We provide funding for your community to hire a consultant to help you collect local energy data. Examples of energy data collection may include:
- Desk study research of local energy use- such as fuel types, energy systems, energy spend etc.
- Energy audits of local buildings
- Establishing a Building Energy Rating (BER) baseline on homes
These are just some examples of data that would be useful in your Energy Master Plan. Every community is different, so you may identify other ways to establish your community energy baseline. On site audits can be part of the role and these should be selected based on the overall energy used, likelihood of building owner participating in retrofit examples, replication potential of that audit and the ability of that building to showcase the energy transition. An initial survey of energy users in your community can help identify the most appropriate audit locations.
Map of Building Energy Rating of Homes Map
We have developed a BER map of Ireland that will give you access to building energy information on dwelling clusters within Ireland.
- You can use the map to identify clusters of homes with a poor BER (suggestive of poor levels of insulation and or poor heating system).
- You can also use the map to understand heating demand / electrical demand in a given area. This would be very useful for planning purposes.

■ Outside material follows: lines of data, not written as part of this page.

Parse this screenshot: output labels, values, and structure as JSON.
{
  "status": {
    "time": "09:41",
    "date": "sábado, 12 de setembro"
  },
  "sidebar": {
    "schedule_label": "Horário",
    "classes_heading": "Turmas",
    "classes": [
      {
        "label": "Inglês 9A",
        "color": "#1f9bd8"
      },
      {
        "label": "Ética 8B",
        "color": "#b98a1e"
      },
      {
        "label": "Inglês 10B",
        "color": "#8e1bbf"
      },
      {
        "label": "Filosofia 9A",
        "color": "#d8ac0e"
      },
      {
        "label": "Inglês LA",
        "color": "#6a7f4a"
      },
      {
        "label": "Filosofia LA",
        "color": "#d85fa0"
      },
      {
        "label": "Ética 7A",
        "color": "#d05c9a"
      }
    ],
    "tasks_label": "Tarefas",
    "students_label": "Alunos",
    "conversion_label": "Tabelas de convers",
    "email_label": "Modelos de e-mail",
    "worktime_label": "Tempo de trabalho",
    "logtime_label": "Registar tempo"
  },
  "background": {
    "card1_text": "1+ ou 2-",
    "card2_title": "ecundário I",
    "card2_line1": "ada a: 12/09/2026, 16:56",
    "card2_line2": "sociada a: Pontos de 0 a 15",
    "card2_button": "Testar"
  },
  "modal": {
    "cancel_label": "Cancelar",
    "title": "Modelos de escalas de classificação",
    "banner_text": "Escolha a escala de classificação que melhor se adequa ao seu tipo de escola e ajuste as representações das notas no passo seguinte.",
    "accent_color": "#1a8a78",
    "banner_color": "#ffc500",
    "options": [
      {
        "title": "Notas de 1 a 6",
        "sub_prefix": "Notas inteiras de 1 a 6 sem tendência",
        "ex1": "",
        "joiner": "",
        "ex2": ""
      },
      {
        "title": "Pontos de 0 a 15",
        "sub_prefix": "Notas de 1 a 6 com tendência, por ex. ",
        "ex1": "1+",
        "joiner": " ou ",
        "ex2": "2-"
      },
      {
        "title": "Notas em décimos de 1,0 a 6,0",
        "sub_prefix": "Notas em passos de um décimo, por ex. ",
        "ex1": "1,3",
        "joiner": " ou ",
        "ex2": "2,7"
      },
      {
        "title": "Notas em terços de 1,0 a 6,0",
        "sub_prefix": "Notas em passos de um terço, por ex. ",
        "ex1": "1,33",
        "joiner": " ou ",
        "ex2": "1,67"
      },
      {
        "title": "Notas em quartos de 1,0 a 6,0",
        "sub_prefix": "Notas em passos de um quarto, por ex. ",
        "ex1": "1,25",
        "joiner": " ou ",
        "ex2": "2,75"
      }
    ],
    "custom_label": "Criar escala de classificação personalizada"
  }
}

For example, the map can identify areas where district heating projects may be efficient.
- You can use the map to inform geo-targeting of interventions to encourage more people in an area with generally poor BERs to consider retrofitting their home.
- You are also free to use the map, and the underlying data provided, for other research or commercial purposes, subject to providing credit to SEAI when used.
Register of Opportunities
This is a tool that enables you to record the energy saving opportunities in your community, based on what data you collect. By using average unit costs for different fuel types, you can estimate the cost savings (and emissions savings) associated with each unit of energy saved.
The tool can rank every project idea or energy saving opportunity to show you the most effective measures you can undertake. This will inform your work plan going forward.Download the Register of Opportunities template